Addressing these challenges, Cross County Connection partnered with the Pascale Sykes Foundation, a philanthropic organization dedicated to building strong families by providing programing to support working low-income families. This 10-year partnership has resulted in the implementation of three Community Shuttle services in Atlantic and Gloucester counties. The primary purpose of these shuttles is to provide transit-dependent residents with access to employment opportunities. According to Census data, more than 21,000 households in Atlantic and Gloucester counties have no access to a motor vehicle. Approximately 70% of the Community Shuttle passengers do not have a vehicle and 64% are commuting to work.
These shuttles are open to the general public and provide excellent connections with NJ Transit bus and rail services, giving passengers access to the region-wide transportation network. In Atlantic County, the Route 54/40 Shuttle provides service between Hammonton and Buena, and the English Creek-Tilton Road Shuttle serves Egg Harbor Township and the City of Northfield. In Gloucester County, the Pureland East-West Shuttle travels between NJ Transit’s Avandale Park & Ride, the communities along Route 322, and the Pureland Industrial Complex.
At the onset of the pandemic, these shuttles maintained a significantly higher percentage of their ridership than the larger public transportation systems. This is due to the fact that shuttle passengers work in essential services, cannot work remotely and are transit-dependent. If they wanted to work, they had no choice but to ride the shuttles. Without the shuttles, many passengers would need public assistance to support their families.
These Community Shuttles rely on NJ Transit grants that require 50% matching funds, currently provided by the Pascale Sykes Foundation.

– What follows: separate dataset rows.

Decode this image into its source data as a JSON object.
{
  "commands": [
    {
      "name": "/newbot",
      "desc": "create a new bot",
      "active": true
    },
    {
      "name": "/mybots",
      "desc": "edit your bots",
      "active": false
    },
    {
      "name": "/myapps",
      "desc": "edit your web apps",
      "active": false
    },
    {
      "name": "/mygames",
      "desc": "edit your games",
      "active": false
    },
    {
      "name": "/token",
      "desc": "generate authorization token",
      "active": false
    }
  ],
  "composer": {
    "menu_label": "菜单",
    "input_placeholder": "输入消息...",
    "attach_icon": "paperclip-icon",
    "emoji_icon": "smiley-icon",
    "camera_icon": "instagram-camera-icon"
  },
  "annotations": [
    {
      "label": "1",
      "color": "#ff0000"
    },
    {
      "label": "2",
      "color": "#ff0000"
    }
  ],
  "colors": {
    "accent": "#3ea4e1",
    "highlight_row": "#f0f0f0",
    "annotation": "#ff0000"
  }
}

However, the foundation’s long-time planned spend down is in process and it will close at the end of 2022. If no source of replacement funds is identified, the shuttles are in danger of being discontinued. This will not only have a devastating impact on passengers but also on businesses and the local economy.
The Community Shuttles strengthen South Jersey economically. A 2018 Federal Reserve Bank of Philadelphia study found that the Atlantic County Community Shuttles provided underserved residents with access to employment opportunities otherwise inaccessible. The American Public Transportation Association emphasizes that rural public transportation strengthens local economies, with every $1 invested in public transportation generating $4 in economic returns, and 87% of public transit trips having a direct local economic impact.
A valuable pool of potential employees is available for employment opportunities if public transportation services were available to them. The local and regional economy benefits when transit-dependent individuals can travel throughout the South Jersey region. Although NJ Transit is committed to continuing grant funding for these shuttle services, they cannot fund 100% of the costs. The region needs the South Jersey business community and local governments to assist with the continuation of these vital Community Shuttles.
To learn more about how your business can ensure public transportation availability and promote equitable economic growth in South Jersey, contact Cross County Connection and visit www.driveless.com for more information.
Ronda R. Urkowitz is the executive director of Cross County Connection TMA. The nonprofit organization is the designated Transportation Management Association for South Jersey’s seven counties. The organization works with the business community, local governments and the general public on sustainable transportation options, with the primary goal of getting people to work.